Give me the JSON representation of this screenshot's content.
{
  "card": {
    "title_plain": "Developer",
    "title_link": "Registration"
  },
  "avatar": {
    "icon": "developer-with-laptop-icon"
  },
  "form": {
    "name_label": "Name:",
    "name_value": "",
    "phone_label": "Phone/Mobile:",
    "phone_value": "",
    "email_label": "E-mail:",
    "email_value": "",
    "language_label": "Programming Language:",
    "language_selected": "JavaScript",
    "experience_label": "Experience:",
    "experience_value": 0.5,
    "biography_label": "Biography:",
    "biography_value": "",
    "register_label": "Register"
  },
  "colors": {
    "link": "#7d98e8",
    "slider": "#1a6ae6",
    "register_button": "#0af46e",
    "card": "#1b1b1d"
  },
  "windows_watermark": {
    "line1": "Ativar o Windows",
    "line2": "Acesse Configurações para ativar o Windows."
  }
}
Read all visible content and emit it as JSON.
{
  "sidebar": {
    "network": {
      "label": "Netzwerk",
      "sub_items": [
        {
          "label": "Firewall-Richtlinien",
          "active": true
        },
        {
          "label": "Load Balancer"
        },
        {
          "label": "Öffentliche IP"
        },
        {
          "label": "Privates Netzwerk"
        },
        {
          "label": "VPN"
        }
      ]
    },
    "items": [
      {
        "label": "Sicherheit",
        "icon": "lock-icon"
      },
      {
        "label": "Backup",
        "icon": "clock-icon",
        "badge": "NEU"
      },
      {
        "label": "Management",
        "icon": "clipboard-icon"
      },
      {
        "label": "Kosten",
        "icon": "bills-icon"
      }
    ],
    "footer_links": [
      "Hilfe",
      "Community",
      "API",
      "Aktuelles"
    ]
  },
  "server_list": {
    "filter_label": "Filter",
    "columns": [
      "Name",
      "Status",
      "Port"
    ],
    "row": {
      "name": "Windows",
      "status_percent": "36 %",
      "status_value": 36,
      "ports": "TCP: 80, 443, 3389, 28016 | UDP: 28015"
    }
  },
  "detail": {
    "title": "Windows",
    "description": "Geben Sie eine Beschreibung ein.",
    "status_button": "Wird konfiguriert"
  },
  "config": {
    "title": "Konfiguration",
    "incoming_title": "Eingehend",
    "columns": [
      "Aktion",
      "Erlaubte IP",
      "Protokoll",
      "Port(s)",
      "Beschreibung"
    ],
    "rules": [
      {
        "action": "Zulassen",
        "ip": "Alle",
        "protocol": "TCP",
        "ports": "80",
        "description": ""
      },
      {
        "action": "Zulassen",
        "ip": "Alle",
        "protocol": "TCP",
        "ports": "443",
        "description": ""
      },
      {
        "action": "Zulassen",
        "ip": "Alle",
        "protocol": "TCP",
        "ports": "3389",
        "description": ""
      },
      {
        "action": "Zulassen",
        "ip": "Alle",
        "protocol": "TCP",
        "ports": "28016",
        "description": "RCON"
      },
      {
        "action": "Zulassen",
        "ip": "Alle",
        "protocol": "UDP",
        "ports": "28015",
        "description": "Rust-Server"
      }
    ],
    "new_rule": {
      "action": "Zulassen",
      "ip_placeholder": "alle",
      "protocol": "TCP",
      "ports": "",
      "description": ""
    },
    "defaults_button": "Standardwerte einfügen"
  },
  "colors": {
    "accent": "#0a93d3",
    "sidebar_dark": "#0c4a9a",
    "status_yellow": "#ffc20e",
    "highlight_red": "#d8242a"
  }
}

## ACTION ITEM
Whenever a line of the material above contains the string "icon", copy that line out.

## ANSWER
    "icon": "developer-with-laptop-icon"
        "icon": "lock-icon"
        "icon": "clock-icon",
        "icon": "clipboard-icon"
        "icon": "bills-icon"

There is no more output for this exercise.